I’ve been converting all my CDs to Apple Lossless audio files. To do this, I’ve been using EAC and iTunes encode, which have been working wonderfully good up to now.
At first, EAC was a bit daunting and somewhat difficult to use, but after a few days of experimenting with it, trying out different settings, different rips, reading some online guides and forums, I think I’ve found the “sweet spot” that works for me. The only thing I wish it was able to do is: include a field for “Album Artist”, another field for Disc Number, and finally, Album Art. But then again, nothing is perfect, and I value more the quality, accuracy and control of my rips instead of these minor details which I can control later.
I started using EAC to rip directly to WAV, since there was no built-in Apple Lossless audio codec, and I really wanted to use this to be compatible with iTunes, iPhone, and my future Apple TV (if I ever get one).
After reading some blogs online, I was glad to have found iTunesEncode. This little program allows the conversion of WAV to Apple Lossless audio files using EAC + iTunes. The combination really did it for me, and now that I look back, I have NO IDEA how long (much longer than I would have desired) it would have taken me to convert those WAV files to Apple Lossless using iTunes, then adding the tags manually.
In a nutshell, the way it works is this: Configure EAC to your desired and recommended settings by many online guides and forums, use iTunesEncode as the “External Compressor”, add the iTunesEncode options (switches), and voila. After a few minutes (depends on rip quality, disc condition, etc), you’ll have a perfectly ripped copy of your CD in Apple Lossless format! All it takes from here is adding the newly-ripped media to iTunes, getting the Album Art from the iTunes Store or anywhere else on the web, adding a disc number, album artist and DONE! The CD went from physical form to a perfectly ripped audio file, fully tagged and in my iTunes library.
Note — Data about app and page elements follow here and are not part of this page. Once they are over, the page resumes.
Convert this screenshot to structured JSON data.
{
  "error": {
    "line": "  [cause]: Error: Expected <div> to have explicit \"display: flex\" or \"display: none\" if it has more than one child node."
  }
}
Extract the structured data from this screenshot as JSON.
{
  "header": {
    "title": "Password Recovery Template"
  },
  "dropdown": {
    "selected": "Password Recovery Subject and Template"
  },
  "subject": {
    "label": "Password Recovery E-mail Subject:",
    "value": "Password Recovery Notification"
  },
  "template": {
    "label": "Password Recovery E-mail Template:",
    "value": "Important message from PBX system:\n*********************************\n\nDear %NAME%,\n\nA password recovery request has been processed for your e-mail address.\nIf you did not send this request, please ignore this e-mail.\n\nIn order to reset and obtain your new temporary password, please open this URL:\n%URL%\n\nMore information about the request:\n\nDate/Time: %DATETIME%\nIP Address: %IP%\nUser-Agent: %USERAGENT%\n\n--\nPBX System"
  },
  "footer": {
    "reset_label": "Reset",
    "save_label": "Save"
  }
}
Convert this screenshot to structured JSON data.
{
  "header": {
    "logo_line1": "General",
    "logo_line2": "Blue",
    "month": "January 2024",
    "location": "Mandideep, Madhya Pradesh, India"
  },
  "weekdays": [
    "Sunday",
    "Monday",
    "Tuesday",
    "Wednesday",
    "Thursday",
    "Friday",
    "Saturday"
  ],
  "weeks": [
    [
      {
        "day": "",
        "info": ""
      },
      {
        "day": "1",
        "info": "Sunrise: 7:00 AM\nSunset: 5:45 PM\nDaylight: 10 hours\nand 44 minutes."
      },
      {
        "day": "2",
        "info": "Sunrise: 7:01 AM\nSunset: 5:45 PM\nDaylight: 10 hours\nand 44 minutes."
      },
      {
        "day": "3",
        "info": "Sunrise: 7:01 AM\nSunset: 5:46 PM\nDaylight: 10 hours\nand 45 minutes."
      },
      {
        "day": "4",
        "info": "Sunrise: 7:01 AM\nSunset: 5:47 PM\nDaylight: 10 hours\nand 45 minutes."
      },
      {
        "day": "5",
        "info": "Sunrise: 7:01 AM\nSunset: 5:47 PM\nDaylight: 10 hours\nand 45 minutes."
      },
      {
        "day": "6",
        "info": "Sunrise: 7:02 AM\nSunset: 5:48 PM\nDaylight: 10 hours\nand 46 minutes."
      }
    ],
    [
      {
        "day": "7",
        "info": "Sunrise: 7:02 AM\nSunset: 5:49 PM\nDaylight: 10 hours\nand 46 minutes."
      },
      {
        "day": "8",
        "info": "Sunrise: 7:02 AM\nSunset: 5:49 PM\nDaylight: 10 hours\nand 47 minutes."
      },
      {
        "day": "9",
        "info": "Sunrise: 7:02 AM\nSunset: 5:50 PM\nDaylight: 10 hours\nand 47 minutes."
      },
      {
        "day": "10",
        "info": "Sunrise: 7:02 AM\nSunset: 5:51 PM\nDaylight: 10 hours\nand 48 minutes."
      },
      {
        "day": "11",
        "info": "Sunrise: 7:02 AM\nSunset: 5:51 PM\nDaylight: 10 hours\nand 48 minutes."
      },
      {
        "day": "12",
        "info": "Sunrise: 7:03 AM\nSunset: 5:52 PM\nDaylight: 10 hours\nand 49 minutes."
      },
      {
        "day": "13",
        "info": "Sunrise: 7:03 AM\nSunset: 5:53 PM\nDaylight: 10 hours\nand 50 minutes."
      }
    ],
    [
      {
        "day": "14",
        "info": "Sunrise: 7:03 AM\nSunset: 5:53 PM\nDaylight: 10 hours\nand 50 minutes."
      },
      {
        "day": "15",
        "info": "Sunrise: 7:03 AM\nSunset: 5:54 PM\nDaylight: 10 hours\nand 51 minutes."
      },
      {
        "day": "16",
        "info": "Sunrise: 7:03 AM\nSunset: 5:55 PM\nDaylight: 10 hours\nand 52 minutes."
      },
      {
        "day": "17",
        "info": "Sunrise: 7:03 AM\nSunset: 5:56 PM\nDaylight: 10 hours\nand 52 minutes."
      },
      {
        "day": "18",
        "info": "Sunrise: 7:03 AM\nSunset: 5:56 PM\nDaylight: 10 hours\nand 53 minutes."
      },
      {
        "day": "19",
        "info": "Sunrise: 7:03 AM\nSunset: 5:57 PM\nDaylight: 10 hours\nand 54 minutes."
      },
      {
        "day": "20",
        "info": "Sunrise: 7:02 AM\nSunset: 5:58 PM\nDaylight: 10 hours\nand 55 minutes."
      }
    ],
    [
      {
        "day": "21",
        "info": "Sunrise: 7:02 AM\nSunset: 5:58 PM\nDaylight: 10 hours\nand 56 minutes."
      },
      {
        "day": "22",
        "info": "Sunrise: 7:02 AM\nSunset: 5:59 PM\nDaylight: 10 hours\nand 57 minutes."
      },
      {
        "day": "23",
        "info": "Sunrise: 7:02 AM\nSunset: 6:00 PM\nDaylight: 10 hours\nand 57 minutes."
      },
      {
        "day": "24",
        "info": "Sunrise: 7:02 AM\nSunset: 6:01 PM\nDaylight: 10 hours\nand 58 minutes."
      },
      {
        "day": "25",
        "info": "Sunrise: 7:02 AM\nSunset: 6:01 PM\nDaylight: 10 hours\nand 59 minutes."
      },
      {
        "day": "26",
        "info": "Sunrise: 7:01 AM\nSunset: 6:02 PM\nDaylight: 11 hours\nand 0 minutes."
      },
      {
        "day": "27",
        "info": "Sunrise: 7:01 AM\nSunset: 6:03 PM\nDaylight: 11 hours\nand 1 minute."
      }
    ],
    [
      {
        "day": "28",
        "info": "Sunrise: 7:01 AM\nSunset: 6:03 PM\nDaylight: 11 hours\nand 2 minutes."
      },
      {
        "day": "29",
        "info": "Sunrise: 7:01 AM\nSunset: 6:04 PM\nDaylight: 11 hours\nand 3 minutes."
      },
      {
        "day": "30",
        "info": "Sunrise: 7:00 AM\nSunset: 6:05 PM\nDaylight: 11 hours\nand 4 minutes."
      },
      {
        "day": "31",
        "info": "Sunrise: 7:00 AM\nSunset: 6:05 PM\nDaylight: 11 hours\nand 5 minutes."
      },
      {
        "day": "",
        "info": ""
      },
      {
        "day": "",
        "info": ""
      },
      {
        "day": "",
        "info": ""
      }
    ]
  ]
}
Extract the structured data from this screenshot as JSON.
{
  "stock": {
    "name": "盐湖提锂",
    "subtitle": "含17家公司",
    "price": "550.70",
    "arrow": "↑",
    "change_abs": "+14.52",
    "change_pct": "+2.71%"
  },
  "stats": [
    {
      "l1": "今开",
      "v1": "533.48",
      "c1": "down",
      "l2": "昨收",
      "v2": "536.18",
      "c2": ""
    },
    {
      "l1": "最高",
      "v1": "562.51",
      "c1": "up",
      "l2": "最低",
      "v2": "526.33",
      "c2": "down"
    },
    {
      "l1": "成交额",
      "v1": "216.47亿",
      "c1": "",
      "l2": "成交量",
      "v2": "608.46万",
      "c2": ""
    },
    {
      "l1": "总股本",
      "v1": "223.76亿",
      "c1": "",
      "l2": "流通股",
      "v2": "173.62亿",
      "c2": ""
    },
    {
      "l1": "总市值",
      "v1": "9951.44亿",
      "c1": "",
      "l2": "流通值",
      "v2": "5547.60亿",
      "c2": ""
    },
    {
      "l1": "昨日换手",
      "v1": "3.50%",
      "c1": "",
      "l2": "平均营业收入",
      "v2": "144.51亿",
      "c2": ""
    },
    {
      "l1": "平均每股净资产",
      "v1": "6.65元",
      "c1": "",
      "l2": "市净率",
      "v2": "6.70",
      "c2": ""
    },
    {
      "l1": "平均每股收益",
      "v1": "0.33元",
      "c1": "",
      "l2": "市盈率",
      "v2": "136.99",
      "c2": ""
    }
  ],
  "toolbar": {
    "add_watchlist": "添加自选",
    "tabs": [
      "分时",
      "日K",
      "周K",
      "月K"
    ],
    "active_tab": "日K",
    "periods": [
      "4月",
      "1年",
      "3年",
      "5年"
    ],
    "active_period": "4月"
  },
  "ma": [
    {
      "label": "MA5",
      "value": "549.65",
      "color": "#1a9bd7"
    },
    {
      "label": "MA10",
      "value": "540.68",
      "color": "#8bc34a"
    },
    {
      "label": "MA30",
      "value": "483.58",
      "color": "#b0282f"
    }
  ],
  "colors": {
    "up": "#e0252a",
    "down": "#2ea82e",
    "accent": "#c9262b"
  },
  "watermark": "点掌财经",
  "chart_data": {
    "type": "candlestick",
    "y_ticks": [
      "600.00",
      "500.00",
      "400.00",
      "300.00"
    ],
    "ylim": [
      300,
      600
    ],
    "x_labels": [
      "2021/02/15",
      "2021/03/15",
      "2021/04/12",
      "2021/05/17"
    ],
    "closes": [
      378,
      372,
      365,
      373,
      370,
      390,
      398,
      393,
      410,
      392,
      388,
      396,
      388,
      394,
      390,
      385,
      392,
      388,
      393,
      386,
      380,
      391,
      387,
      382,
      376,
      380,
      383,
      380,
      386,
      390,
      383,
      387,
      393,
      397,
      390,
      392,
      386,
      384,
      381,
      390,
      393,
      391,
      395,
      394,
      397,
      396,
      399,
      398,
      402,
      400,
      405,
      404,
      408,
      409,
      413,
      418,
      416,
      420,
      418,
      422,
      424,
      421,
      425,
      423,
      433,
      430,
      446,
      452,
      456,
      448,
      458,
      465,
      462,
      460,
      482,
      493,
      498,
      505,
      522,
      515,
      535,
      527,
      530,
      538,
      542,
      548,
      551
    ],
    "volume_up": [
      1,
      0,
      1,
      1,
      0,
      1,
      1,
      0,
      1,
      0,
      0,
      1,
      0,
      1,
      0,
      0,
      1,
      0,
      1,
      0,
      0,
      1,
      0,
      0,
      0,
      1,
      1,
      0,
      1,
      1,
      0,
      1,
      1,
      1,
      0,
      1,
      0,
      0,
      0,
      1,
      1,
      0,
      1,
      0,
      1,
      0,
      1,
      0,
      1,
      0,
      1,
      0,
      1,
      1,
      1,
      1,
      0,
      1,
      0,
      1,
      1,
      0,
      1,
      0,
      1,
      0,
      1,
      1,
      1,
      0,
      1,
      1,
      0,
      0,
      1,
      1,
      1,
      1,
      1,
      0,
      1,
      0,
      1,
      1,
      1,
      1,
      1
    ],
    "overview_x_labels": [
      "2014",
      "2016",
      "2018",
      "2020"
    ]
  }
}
I could have easily taken the CD out of its case, popped it in my computer’s CD-ROM drive, fired up iTunes and encoded away to get the “same results”, but instead, I chose the approach mentioned here. I quote the phrase same results because in the end, I’d end up having Apple Lossless audio files, but no way of really knowing (other than listening to each individual track) of its rip quality. Some CDs, no matter how much you take care of them – will develop surface scratches, or if you buy some of them used like me, although they are in “like new” or “very good” conditions, sometimes they may still have a few scratch or two, which may or may not affect playability. This happened to me when I originally ripped my CDs with iTunes a few years ago in 128 kbps; some songs had skips, some obvious, others not so – but it was, indeed, a flawed rip.
I use iTunes to store all my music, and rarely (if EVER) use the original CD after I’ve transferred it to my computer, but I still must have the physical copy somewhere. As I read in a blog somewhere – the physical copy is like my “license”, my “backup”, my “rights” to the music, plus I have access to liner notes (not that I ever read them more than once…)
In the near future, I will post the EAC guide that I’ve been using, as well as other details regarding this project.